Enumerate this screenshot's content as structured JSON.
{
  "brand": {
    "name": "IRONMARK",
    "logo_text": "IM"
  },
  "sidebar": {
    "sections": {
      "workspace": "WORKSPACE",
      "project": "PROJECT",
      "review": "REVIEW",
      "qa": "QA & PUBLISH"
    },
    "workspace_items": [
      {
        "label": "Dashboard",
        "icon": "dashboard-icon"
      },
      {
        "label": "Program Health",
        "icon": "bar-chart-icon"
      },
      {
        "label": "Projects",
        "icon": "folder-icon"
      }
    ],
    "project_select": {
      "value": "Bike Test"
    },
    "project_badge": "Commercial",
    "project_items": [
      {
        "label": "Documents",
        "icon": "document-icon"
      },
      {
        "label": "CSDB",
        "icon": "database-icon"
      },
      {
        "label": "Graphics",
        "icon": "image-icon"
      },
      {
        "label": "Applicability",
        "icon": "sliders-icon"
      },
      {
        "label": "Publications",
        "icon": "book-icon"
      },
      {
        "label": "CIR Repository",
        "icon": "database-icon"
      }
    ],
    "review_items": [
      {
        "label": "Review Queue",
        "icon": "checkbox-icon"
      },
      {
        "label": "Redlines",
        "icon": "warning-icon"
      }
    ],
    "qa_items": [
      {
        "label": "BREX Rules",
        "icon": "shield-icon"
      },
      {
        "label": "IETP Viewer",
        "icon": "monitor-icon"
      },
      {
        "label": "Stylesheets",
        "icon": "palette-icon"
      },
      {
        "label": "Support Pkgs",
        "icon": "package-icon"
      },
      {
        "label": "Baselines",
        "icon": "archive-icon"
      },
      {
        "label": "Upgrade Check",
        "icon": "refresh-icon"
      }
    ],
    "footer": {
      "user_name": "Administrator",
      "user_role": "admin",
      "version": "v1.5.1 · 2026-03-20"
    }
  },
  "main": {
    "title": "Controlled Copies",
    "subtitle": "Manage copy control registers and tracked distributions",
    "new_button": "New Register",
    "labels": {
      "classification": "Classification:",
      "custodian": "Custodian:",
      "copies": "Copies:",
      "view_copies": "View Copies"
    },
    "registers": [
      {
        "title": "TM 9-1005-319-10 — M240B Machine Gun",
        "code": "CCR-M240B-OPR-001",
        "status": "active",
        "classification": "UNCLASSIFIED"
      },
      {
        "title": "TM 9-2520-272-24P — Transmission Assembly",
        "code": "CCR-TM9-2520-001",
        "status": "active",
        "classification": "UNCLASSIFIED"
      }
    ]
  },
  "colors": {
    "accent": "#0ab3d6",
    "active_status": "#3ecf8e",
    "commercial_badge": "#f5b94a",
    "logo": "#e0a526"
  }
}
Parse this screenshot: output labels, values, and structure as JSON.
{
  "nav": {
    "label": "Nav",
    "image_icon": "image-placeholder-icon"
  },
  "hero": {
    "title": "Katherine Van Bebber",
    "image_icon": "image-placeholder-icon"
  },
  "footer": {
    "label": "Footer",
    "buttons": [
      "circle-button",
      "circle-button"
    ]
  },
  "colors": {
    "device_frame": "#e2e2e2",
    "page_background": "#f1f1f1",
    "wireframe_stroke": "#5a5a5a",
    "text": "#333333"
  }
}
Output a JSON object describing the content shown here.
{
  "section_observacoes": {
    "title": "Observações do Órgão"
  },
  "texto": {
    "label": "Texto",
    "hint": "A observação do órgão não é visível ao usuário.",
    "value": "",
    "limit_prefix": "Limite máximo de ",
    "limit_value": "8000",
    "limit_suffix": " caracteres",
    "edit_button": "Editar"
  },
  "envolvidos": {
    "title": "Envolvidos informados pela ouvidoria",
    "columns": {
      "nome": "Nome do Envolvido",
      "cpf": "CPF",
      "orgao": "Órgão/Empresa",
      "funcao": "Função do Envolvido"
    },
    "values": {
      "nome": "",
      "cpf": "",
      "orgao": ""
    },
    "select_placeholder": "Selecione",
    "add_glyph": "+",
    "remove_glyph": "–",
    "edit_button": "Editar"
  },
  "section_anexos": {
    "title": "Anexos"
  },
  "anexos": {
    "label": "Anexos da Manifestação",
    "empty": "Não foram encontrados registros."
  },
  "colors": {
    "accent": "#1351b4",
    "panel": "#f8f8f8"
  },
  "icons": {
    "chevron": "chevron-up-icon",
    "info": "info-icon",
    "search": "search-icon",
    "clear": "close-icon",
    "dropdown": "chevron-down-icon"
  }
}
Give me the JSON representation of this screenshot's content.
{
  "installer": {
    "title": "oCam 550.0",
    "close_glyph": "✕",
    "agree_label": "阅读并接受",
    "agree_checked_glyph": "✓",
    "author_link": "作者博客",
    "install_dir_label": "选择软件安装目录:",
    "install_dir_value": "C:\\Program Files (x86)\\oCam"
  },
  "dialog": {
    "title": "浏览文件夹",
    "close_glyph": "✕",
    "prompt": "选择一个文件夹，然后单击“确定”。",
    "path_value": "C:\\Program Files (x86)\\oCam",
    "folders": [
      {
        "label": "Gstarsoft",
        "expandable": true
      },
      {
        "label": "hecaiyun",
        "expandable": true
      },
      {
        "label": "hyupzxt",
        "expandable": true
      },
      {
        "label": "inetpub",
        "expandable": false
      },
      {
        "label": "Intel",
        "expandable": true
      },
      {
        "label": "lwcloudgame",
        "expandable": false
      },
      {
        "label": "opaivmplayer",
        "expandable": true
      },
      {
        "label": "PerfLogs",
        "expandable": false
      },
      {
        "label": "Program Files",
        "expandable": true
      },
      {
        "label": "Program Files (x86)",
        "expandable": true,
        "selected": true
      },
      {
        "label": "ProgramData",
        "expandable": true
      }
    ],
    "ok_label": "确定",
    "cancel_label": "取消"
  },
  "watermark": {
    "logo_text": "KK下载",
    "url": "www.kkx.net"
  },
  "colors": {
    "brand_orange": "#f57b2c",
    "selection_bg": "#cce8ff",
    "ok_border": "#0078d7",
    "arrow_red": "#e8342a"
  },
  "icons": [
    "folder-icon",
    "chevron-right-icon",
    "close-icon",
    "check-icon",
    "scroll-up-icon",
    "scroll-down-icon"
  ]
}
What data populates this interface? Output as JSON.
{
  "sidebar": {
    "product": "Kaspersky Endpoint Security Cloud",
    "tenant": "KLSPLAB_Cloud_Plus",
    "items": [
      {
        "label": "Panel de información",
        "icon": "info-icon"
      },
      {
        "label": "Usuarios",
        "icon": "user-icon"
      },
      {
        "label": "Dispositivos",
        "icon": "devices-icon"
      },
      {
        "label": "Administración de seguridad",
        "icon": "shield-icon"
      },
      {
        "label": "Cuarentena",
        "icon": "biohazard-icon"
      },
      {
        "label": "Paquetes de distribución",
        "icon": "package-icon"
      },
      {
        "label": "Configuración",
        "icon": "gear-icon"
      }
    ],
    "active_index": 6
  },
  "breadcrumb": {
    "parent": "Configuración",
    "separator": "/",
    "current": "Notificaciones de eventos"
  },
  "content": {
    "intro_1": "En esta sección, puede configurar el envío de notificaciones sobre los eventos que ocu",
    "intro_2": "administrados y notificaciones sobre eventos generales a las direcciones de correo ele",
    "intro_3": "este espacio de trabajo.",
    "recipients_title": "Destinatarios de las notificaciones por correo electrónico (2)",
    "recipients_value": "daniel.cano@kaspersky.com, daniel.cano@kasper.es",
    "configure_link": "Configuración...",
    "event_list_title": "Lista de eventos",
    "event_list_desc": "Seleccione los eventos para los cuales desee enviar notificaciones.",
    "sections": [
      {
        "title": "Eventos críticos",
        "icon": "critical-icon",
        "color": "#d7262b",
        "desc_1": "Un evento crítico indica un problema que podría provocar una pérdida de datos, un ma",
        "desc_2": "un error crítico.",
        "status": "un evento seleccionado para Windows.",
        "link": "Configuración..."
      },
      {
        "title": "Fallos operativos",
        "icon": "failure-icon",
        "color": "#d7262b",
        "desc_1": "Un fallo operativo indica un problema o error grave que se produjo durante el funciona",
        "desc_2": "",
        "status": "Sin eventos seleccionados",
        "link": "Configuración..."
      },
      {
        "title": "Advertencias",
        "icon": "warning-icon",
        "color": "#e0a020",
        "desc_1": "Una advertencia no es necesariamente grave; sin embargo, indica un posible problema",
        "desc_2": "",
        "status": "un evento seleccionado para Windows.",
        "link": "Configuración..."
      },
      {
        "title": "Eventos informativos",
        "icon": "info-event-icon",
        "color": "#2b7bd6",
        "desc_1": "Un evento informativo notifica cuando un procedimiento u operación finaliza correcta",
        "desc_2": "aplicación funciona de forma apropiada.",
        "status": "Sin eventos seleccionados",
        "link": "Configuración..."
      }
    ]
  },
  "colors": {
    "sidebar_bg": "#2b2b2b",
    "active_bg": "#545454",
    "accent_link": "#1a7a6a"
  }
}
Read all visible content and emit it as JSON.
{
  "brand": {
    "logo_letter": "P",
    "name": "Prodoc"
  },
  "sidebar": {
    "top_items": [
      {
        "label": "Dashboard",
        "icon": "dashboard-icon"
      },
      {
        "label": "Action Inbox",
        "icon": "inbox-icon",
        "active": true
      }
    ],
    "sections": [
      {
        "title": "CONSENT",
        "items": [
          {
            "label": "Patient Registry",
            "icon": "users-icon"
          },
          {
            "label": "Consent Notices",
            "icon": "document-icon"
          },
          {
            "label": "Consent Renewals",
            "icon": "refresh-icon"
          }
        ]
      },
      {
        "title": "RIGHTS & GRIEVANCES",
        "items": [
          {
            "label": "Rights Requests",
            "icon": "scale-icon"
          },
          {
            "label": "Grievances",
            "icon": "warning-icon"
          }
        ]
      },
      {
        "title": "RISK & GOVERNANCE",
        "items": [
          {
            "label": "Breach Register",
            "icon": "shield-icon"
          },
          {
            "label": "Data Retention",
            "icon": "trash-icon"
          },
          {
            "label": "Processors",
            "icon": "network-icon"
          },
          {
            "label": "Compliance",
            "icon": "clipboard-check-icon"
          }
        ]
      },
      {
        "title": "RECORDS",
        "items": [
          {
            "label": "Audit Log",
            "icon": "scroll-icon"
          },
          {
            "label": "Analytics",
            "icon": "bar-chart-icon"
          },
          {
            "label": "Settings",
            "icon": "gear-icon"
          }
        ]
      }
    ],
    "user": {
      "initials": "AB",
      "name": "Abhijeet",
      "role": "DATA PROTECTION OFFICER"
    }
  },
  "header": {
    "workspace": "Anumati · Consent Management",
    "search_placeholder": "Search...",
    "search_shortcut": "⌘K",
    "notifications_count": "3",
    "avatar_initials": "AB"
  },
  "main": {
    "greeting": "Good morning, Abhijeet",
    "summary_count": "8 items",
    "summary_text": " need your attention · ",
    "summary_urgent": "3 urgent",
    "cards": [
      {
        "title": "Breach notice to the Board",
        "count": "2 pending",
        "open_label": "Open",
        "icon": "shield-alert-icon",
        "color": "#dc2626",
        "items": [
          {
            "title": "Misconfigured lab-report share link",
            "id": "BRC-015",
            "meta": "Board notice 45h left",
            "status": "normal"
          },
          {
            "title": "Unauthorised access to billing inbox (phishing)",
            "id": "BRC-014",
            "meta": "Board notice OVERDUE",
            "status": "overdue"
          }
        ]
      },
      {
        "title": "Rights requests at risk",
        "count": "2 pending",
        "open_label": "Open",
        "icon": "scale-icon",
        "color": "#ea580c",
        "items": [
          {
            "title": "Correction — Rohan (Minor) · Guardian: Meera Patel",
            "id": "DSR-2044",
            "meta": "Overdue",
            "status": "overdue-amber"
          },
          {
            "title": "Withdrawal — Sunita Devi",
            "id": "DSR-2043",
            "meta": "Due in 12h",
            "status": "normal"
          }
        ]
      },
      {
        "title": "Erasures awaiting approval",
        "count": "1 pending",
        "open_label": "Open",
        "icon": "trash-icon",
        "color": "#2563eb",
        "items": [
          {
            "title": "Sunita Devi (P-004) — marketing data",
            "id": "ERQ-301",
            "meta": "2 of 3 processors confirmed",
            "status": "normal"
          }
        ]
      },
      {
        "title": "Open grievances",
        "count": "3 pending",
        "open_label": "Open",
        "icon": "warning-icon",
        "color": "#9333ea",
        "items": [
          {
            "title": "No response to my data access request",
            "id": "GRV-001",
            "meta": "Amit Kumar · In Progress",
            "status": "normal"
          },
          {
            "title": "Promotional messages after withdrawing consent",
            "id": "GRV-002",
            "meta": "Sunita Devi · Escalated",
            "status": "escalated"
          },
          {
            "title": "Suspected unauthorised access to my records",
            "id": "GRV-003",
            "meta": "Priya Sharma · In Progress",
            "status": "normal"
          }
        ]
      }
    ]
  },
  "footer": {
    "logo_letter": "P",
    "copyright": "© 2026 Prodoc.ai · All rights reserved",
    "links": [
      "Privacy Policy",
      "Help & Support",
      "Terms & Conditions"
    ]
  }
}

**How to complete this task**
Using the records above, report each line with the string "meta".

**Finished task**
            "meta": "Board notice 45h left",
            "meta": "Board notice OVERDUE",
            "meta": "Overdue",
            "meta": "Due in 12h",
            "meta": "2 of 3 processors confirmed",
            "meta": "Amit Kumar · In Progress",
            "meta": "Sunita Devi · Escalated",
            "meta": "Priya Sharma · In Progress",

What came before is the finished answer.